Psychology From the Margins
Call for Papers
Submission Deadline: February 17

“Redefining Our Roots: Addressing the Historically Silenced Origins of Psychology Through Research, Practice and Advocacy”

To understand the present moment of psychology, we must examine its past. From conversion therapy to Brown v. Board of Education, psychology has played major roles in both supporting and undermining the well-being of the oppressed and disenfranchised throughout history.

Psychology from the Margins, a student-led, peer-reviewed journal supported by the National Museum for the History of Psychology is seeking submissions for our fifth annual issue. This journal features scholarly work addressing the history of research, practice, and advocacy in psychology, especially as it relates to social justice, social issues, and social change. The purpose of the journal is to fill gaps in the literature by providing an outlet for articles in psychology that highlight stories unrepresented in mainstream historical narratives. This year, we particularly welcome papers that address the theme of issue five- “Redefining Our Roots: Addressing the Historically Silenced Origins of Psychology Through Research, Practice and Advocacy”. We encourage contributions that draw attention to how various fields of psychological research, applied and clinical practice, and advocacy have affected and been affected by minoritized groups and individuals.
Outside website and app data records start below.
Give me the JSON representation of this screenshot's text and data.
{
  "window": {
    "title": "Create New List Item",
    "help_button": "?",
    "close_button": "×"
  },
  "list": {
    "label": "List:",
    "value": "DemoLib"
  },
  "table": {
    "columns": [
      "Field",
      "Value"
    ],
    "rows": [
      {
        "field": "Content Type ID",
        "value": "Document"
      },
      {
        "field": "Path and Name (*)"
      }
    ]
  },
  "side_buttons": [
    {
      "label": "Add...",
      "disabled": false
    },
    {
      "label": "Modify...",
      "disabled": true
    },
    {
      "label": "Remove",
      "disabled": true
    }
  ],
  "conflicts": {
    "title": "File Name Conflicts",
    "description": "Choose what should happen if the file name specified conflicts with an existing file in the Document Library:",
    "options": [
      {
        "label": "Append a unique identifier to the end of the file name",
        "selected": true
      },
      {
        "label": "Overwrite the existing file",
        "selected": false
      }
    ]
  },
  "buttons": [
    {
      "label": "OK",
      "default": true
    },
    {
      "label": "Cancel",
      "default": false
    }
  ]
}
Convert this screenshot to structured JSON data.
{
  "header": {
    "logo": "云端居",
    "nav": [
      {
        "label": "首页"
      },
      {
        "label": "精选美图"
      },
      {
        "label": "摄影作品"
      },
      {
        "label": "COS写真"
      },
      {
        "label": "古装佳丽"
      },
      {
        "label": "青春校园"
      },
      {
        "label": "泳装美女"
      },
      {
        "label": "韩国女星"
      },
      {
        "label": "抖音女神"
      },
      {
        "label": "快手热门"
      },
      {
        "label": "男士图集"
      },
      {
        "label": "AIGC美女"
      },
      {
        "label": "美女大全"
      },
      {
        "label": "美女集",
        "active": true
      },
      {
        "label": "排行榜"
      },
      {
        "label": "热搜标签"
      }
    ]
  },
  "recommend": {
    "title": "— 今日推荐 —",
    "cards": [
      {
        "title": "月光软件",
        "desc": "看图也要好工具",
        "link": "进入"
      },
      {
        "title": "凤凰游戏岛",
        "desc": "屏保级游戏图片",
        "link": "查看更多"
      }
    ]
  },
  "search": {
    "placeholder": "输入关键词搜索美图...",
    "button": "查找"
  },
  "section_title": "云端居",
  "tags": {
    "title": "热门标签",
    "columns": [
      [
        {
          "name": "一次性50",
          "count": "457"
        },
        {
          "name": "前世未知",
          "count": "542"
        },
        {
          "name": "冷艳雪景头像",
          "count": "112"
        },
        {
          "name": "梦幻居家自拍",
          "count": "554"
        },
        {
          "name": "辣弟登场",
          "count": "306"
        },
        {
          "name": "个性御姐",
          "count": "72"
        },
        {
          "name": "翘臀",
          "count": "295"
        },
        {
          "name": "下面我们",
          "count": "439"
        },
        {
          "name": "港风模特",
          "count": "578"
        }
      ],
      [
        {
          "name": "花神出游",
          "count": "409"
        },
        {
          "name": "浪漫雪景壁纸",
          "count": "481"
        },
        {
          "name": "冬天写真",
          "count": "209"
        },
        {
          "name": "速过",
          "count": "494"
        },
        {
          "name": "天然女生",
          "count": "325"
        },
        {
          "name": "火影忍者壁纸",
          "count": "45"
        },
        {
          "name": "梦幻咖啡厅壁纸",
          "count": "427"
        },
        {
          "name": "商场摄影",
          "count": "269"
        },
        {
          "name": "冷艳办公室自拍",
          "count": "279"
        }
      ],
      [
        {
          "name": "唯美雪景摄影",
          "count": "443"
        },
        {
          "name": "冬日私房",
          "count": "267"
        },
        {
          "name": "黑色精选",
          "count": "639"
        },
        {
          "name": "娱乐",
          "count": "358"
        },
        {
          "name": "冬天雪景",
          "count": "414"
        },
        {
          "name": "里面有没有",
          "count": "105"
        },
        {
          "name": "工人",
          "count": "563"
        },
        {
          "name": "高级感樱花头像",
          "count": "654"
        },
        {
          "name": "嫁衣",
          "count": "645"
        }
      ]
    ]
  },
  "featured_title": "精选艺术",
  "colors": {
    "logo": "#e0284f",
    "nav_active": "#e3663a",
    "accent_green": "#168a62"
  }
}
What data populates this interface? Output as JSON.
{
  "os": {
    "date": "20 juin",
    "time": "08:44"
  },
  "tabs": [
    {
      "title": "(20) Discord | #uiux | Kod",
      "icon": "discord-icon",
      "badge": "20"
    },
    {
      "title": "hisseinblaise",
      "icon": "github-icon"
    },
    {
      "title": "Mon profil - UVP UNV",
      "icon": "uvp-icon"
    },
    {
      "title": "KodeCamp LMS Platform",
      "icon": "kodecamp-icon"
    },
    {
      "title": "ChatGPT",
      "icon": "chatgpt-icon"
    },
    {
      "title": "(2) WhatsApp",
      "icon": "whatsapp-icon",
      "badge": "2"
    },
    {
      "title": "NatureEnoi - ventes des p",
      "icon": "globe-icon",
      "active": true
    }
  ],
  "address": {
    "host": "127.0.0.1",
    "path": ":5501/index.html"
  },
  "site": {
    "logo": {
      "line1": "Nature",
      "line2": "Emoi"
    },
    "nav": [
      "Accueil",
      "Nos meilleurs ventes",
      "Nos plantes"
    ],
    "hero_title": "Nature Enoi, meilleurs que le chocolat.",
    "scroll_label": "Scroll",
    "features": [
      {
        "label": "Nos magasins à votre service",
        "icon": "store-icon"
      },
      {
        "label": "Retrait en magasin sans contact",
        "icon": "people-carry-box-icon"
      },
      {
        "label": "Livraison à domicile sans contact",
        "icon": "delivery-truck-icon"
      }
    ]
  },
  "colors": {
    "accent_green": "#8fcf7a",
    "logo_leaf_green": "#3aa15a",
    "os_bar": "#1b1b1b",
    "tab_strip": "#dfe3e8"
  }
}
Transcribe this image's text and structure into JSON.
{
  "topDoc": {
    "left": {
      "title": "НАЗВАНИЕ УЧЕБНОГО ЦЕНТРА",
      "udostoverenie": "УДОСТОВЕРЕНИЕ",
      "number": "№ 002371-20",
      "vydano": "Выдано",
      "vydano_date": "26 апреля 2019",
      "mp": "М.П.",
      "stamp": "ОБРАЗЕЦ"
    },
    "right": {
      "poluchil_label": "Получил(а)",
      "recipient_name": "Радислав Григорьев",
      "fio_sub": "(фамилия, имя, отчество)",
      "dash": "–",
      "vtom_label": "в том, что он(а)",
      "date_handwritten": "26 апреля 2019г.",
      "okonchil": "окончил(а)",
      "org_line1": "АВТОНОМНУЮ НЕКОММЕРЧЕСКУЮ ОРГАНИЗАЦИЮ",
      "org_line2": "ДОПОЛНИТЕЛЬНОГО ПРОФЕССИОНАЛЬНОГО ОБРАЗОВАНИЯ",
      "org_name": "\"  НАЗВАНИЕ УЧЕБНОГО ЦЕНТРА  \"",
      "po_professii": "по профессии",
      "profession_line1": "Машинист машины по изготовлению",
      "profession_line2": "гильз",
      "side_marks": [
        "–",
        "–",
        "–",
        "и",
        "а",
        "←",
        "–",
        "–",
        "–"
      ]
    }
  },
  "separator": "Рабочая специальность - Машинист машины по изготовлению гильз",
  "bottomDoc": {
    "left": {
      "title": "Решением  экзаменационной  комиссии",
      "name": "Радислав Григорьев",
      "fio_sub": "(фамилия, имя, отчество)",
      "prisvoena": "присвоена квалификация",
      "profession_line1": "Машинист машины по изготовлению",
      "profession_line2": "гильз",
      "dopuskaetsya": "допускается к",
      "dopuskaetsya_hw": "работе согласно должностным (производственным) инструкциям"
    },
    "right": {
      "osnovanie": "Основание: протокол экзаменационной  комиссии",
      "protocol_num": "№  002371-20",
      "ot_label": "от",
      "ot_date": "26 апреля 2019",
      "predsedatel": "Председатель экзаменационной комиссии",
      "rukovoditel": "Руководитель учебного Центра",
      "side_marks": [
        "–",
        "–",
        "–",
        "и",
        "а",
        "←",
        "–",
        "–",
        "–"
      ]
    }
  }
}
Manuscripts should be between 15 and 40 pages in length (not including references) and the first author must be an undergraduate or graduate student.

Possible Topics:

  • Considerations related to use of mainstream psychological approaches with minoritized groups in light of histories of marginalization and oppression
  • History of a culturally specific approach and current state of the research
  • History of a harmful psychological practice with minoritized groups
  • Misapplication of psychological knowledge to marginalized groups throughout history and how it is/can be addressed
  • How social justice and advocacy endeavors in the history of psychology informs current practices
  • Modern applications of historical contributions of marginalized psychologists
  • Historical roots of social justice and advocacy within psychology
  • History of marginalized psychologists advocating for equity and justice
  • Explorations of the historical work of underrepresented groups in shaping psychology
  • Explorations of historically appropriated and/or colonized psychological practices or concepts from global communities

Submission Guidelines: Interested authors are welcome to submit an abstract for feedback from the editorial board regarding the topic’s fit and focus for this issue by emailing the editors (see below). Completed manuscripts should be submitted through the Psychology from the Margins portal found at

Questions and correspondence are welcomed and may be directed to Nina Parekh, M.A. ( and Janessa Garcia, M.A. (

About Jacy Young

Jacy Young is a professor at Quest University Canada. A critical feminist psychologist and historian of psychology, she is committed to critical pedagogy and public engagement with feminist psychology and the history of the discipline.